For My Niece Sidney, Age Six [excerpt]
Did you know that boiling to death
was once a common punishment
in England and parts of Europe?
It's true. In 1542 Margaret Davy,
a servant, was boiled for poisoning
her employer. So says the encyclopedia.
That's the way I like to start my day:
drinking hot black coffee and reading
the 1910 Encyclopedia Britannica.
Its pages are tissue thin and the covers
rub off in your hands in dirt-colored
crumbs (the kind a rubber eraser
makes), but the prose voice is all knowing
and incurably sure of itself. My 1956
World Book runs to 18 volumes and has red
pebbly covers. It begins at "aardvark"
and ends with "zygote." I used to believe
you could learn everything you'd ever
need by reading encyclopedias. Who
was E. B. Browning? How many Buddhists
in Burma? What is Byzantine Art? Where
do bluebells grow? These days, I own five
sets of encyclopedias from various
eras. None of them ever breathed
a word about the fact that this humming,
aromatic, acid-flashback, pungent, tingly
fingered world is acted out differently
for each one of us by the puppet theater
of our senses. Some of us grow up doing
credible impressions of model citizens
(though sooner or later hairline
cracks appear in our facades). The rest
get dubbed eccentrics, unnerved and undone
by other people's company, for which we
nevertheless pine. Curses, outbursts,
and distracting chants simmer all day
long in the Crock-Pots of our heads.
Encyclopedias contain no helpful entries
on conducting life's business while the ruckus

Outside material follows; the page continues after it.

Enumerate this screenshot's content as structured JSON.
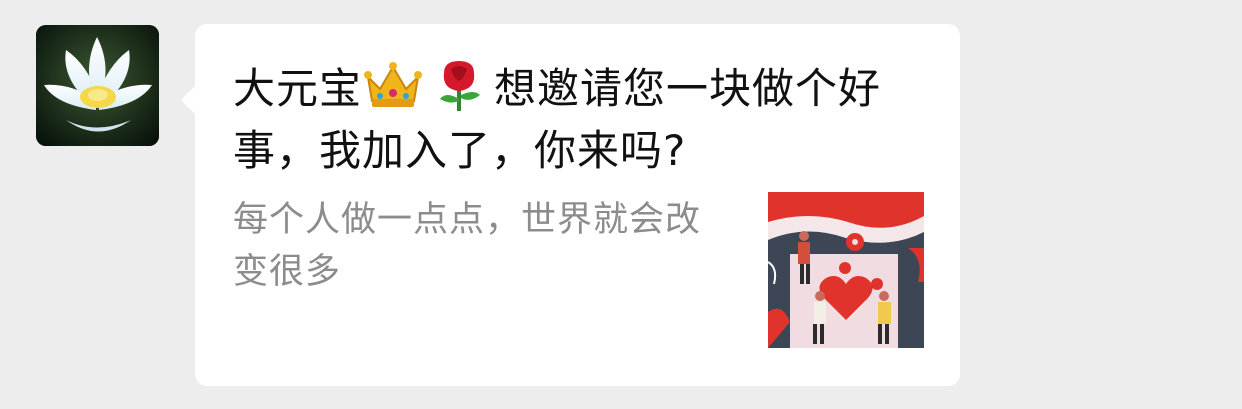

in your skull keeps competing for your
attention; or on the tyranny of the word
"normal" — its merciless sway over those
of us bedeviled and obsessed,
hopeless at school dances, repelled by
mothers' suffocating hugs, yet entranced
by foul-smelling chemistry experiments,
or eager to pass sleepless nights seeking
rhymes for "misspent" and "grimace."
Dear girl, your jolly blond one-year-old
brother, who adults adore, fits into
the happy category of souls mostly at home
in the world. He tosses a fully clothed doll
into the inflatable wading pool in your
backyard (splash!) and laughs maniacally
at his own comic genius. You sit alone,
twenty feet from everyone else, on a stone
bench under a commodious oak, reading aloud,
gripping your book like the steering wheel
of a race car you're learning to drive.
Complaints about you are already filtering
in. . . .